→ Work item
From the entries below, copy out all lines holding "Matte".

[Entries from a dataset of interfaces]

====================

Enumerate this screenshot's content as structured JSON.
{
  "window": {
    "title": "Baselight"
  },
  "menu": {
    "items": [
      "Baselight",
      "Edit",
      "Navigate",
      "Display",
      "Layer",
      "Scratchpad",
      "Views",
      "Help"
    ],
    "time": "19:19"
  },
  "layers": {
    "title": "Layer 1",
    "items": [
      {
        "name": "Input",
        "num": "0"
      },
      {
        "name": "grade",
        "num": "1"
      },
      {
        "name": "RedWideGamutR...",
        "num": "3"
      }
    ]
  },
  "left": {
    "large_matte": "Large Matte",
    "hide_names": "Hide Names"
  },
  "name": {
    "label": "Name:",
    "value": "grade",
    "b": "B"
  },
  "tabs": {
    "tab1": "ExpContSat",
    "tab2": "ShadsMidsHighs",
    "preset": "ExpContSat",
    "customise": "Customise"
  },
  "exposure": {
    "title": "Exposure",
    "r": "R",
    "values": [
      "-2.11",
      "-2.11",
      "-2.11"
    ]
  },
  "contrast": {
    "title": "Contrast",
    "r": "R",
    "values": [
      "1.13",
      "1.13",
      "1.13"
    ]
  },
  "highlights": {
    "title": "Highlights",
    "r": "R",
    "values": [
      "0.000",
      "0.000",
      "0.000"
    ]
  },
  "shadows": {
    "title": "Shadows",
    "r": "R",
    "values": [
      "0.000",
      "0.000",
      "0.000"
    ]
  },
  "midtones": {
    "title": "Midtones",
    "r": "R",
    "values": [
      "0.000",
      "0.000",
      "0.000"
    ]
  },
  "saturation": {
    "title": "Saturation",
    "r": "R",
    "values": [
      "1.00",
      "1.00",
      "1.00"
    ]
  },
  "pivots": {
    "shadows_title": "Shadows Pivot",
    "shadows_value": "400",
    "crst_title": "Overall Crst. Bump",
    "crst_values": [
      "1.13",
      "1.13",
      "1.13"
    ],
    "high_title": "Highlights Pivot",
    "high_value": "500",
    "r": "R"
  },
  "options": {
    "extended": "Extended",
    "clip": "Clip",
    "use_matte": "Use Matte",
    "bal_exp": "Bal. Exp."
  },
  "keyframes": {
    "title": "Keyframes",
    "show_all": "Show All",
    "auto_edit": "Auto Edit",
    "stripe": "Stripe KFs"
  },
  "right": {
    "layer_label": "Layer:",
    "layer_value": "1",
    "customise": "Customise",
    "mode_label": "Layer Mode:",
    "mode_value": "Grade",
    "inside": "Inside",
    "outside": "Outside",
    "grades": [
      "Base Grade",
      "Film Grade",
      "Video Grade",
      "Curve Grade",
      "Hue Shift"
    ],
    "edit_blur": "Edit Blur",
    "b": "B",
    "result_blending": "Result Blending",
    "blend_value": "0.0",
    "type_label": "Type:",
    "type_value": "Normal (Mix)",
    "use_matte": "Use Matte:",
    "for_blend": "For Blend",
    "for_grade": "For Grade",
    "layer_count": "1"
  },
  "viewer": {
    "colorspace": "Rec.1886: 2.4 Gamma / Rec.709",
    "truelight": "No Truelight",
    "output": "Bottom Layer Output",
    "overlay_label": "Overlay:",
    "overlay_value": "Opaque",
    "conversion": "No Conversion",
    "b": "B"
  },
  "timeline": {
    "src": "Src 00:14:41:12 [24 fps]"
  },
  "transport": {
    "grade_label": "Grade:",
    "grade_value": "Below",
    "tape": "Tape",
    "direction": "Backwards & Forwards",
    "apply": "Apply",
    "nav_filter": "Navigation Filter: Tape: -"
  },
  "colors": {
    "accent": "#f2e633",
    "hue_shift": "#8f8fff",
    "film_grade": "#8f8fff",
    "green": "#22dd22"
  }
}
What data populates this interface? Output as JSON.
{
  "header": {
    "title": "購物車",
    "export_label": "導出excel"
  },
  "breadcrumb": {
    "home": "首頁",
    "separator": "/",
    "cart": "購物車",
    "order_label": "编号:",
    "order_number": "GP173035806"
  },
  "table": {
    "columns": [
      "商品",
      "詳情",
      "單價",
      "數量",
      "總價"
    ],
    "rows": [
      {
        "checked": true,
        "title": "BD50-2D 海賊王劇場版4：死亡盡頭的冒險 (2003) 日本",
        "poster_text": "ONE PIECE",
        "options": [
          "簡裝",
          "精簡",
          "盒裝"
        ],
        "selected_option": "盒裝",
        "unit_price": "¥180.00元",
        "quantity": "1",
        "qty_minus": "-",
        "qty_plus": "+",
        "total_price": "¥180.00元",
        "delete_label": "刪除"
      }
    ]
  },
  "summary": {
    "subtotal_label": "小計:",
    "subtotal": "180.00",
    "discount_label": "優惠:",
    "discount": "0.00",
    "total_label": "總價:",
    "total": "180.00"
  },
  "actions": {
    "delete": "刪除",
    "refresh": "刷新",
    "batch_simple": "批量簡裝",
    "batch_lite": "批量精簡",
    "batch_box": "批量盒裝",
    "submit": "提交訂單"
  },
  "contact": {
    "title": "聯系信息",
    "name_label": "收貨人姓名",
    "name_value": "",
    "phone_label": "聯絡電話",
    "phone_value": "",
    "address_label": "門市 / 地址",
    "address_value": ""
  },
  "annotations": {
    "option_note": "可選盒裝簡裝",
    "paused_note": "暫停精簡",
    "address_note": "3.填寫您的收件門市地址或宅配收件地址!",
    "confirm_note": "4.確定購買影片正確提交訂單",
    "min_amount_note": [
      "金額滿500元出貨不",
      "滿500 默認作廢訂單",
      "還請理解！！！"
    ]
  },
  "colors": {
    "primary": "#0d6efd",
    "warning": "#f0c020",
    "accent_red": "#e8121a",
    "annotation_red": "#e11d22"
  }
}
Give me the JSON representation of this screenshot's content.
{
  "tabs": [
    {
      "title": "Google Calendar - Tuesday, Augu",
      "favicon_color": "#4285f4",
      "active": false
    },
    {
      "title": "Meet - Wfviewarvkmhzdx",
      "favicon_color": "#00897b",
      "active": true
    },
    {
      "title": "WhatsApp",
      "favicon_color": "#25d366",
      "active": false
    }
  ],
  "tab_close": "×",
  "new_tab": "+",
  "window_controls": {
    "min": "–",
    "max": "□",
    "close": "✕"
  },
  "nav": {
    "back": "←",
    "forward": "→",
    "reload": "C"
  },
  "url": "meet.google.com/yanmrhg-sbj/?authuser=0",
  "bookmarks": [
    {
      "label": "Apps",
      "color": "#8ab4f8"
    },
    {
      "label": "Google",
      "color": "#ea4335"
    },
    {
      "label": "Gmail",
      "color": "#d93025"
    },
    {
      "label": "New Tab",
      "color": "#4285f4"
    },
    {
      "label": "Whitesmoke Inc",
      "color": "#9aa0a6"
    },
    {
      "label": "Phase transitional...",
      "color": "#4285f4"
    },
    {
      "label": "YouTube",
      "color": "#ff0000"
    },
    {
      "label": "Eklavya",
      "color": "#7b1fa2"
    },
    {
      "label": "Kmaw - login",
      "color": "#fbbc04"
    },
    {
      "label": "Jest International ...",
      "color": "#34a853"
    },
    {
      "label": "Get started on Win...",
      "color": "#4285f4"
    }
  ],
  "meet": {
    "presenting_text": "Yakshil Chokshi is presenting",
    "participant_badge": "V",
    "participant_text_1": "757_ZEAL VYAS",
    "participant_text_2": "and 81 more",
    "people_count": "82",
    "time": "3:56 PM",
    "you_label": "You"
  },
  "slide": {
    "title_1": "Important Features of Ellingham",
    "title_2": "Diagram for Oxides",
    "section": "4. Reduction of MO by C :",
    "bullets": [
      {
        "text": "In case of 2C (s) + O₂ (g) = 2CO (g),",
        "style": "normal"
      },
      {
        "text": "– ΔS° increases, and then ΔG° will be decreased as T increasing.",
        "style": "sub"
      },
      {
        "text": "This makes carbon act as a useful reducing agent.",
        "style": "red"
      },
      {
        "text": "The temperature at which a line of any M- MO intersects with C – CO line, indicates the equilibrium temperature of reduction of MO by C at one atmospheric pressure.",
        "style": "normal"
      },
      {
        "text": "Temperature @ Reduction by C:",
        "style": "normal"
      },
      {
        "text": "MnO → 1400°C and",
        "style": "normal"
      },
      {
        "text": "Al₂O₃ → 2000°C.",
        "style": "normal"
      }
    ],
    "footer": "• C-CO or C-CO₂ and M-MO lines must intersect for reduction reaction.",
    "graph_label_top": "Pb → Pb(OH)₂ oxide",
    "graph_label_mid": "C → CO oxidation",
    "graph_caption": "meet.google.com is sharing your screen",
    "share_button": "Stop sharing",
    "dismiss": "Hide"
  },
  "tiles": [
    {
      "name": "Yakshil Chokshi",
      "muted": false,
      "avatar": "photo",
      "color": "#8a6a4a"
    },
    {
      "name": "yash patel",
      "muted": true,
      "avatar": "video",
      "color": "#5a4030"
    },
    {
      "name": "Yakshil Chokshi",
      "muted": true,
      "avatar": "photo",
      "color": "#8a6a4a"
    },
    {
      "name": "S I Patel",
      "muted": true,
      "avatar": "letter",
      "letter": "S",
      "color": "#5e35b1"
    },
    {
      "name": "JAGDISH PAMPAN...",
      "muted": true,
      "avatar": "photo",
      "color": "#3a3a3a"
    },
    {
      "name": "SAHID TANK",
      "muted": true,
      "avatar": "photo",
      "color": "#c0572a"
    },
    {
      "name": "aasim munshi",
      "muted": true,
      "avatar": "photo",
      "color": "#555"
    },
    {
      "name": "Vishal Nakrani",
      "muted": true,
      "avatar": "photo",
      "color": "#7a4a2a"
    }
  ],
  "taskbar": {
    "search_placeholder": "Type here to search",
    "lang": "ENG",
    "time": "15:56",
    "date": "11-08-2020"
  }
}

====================

→ Result
    "large_matte": "Large Matte",
    "use_matte": "Use Matte",
    "use_matte": "Use Matte:",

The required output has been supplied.